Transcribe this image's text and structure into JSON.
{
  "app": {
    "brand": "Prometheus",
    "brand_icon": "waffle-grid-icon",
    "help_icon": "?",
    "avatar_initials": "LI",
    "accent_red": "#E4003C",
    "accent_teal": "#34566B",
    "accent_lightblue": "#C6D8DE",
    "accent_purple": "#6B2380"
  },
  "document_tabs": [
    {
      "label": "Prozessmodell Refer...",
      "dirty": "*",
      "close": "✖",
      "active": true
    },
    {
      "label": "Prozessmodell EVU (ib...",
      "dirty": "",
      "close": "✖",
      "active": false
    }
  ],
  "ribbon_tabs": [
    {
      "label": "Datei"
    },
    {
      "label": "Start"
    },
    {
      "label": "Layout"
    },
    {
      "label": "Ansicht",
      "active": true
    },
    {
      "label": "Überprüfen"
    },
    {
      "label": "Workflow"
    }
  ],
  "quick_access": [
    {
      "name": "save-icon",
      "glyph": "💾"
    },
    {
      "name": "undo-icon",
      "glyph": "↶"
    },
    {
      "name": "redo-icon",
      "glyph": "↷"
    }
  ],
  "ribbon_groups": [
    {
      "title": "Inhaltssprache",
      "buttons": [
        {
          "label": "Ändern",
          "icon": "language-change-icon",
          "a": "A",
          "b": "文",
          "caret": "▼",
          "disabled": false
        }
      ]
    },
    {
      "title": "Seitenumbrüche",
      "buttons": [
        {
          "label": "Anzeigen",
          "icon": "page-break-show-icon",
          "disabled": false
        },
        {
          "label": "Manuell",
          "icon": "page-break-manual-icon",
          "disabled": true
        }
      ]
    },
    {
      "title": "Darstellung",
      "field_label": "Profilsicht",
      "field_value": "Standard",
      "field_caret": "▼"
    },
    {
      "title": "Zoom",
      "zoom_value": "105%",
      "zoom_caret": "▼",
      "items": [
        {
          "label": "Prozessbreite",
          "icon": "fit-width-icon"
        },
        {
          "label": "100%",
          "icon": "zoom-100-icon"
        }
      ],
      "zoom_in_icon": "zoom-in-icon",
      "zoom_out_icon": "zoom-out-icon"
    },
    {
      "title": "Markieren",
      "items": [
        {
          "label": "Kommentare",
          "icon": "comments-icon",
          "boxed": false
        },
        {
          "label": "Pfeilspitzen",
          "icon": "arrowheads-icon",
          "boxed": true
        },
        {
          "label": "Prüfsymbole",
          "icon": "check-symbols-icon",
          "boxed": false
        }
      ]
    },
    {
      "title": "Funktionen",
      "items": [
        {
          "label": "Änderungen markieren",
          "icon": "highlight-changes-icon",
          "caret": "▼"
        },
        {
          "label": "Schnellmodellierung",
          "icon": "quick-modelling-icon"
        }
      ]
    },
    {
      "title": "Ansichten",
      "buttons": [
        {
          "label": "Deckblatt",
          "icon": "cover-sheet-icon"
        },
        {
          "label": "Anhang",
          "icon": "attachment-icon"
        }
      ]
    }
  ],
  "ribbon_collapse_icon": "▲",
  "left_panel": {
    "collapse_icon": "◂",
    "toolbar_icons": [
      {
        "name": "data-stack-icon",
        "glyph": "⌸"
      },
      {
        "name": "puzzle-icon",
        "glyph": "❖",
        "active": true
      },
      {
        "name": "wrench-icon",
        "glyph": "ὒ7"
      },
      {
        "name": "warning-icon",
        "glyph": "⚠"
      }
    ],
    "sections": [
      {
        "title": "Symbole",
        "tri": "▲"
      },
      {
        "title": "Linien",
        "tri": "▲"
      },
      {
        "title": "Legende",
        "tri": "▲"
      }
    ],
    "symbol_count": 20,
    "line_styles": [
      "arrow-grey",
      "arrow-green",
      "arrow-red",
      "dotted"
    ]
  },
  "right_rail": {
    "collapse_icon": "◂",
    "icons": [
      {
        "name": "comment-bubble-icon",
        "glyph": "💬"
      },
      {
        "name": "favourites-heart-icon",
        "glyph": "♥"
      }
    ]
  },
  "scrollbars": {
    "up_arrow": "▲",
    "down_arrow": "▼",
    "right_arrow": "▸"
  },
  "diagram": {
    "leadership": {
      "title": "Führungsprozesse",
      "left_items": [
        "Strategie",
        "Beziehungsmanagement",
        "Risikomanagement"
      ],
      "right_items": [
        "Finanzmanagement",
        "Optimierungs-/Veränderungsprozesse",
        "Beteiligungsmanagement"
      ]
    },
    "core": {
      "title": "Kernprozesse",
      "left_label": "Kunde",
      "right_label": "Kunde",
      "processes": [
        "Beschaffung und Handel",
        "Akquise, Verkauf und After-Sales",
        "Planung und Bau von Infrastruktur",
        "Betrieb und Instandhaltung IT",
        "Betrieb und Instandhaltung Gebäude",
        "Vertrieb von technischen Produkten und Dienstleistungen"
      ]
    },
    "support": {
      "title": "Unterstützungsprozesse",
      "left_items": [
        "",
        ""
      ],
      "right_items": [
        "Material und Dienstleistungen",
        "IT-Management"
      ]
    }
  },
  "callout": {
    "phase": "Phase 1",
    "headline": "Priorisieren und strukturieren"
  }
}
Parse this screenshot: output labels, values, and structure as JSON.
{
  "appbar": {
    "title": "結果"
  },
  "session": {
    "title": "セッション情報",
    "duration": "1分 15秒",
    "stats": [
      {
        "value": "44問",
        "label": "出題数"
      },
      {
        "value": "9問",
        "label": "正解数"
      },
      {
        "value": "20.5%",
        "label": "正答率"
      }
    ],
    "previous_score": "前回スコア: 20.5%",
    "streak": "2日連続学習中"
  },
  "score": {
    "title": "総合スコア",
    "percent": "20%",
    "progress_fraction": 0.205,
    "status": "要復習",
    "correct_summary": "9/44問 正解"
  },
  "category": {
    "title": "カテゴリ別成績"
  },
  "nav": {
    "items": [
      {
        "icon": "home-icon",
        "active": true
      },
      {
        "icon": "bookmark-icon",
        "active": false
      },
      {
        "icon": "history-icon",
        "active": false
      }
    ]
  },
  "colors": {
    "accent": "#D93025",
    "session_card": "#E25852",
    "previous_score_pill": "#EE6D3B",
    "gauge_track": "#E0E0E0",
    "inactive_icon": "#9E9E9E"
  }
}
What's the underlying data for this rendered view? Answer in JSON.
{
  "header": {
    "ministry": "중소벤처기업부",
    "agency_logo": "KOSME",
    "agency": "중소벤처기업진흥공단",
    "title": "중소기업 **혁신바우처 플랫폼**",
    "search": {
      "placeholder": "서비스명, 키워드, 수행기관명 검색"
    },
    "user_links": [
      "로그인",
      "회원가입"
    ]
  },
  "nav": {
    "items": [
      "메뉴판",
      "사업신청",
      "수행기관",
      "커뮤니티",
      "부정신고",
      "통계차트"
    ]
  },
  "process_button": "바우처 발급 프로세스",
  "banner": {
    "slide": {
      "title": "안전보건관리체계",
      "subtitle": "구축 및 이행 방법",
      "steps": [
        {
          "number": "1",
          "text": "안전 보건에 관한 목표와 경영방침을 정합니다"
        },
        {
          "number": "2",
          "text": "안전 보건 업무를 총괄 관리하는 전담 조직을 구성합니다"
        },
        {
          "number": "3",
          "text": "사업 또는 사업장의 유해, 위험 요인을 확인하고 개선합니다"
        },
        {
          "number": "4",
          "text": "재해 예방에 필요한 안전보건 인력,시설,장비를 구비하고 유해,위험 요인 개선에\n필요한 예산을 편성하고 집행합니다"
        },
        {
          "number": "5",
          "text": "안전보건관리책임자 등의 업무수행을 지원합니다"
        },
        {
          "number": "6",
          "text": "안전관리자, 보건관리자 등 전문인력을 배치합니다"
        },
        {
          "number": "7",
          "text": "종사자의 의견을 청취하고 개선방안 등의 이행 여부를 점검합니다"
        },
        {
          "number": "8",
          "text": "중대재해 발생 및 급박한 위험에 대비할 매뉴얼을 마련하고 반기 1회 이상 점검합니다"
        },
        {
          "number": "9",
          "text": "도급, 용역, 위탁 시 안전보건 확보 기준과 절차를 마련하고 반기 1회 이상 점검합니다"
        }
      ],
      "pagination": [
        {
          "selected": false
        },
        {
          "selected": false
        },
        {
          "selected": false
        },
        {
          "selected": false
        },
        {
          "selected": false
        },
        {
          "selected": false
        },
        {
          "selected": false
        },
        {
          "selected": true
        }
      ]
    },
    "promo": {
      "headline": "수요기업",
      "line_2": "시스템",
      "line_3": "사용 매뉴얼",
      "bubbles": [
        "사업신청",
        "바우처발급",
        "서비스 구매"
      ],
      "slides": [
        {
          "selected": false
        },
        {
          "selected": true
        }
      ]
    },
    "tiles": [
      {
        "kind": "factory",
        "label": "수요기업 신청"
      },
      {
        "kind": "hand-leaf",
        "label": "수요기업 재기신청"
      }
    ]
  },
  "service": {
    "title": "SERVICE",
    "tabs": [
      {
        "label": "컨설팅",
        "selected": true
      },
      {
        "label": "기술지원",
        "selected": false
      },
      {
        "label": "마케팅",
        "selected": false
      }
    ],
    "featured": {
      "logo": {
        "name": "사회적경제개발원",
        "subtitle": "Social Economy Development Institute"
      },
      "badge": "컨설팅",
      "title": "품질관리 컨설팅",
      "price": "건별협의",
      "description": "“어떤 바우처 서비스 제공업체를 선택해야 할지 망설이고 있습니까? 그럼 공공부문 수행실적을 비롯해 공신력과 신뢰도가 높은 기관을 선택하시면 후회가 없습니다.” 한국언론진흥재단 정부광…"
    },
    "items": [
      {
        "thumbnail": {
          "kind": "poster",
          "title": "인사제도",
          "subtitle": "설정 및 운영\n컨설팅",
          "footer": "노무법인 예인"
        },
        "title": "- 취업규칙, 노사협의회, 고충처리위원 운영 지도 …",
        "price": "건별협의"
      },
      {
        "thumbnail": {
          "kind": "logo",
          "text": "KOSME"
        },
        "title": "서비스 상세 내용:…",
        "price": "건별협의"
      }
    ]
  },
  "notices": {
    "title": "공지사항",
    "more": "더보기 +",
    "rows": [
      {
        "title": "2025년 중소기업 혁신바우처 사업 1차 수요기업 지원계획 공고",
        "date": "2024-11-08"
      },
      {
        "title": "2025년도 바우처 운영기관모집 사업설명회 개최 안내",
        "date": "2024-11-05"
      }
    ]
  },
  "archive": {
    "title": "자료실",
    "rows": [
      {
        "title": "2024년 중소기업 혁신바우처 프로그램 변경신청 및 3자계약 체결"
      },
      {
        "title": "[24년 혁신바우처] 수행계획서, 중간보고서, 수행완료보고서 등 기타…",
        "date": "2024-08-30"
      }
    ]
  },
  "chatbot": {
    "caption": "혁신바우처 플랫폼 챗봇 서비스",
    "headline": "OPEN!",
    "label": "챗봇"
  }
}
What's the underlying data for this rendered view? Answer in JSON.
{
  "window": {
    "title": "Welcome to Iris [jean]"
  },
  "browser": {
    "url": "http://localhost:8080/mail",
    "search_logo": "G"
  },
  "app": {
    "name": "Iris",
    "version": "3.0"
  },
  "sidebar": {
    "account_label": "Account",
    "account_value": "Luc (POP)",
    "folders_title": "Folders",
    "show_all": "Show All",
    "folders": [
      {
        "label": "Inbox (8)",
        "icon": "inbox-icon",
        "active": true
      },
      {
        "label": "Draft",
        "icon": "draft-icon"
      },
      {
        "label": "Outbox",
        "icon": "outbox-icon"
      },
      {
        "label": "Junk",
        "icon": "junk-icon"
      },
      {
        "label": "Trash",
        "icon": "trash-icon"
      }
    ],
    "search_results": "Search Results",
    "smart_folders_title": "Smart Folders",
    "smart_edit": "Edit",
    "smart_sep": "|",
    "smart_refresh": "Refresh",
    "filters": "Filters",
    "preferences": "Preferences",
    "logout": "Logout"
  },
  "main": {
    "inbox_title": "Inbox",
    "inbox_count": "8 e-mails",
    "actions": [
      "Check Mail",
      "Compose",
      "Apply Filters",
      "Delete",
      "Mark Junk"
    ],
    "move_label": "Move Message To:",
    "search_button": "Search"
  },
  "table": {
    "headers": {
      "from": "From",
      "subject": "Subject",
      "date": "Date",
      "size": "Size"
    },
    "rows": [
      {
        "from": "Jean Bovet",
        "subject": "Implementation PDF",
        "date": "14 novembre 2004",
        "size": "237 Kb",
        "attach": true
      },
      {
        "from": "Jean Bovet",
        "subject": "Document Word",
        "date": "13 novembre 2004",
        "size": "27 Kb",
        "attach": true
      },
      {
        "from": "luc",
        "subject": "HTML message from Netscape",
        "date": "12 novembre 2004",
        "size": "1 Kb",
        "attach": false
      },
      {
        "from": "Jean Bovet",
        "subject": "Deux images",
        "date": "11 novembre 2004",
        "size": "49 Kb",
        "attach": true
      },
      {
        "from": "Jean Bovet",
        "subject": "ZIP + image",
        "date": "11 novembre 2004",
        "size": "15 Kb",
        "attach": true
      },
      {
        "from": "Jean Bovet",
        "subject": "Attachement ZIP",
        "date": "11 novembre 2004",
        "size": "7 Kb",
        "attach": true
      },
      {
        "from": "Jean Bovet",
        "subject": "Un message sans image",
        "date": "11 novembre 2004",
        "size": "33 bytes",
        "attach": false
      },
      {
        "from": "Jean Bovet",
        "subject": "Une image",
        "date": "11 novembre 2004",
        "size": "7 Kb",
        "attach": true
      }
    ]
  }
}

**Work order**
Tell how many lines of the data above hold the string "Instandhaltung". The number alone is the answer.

**Solution for this task**
2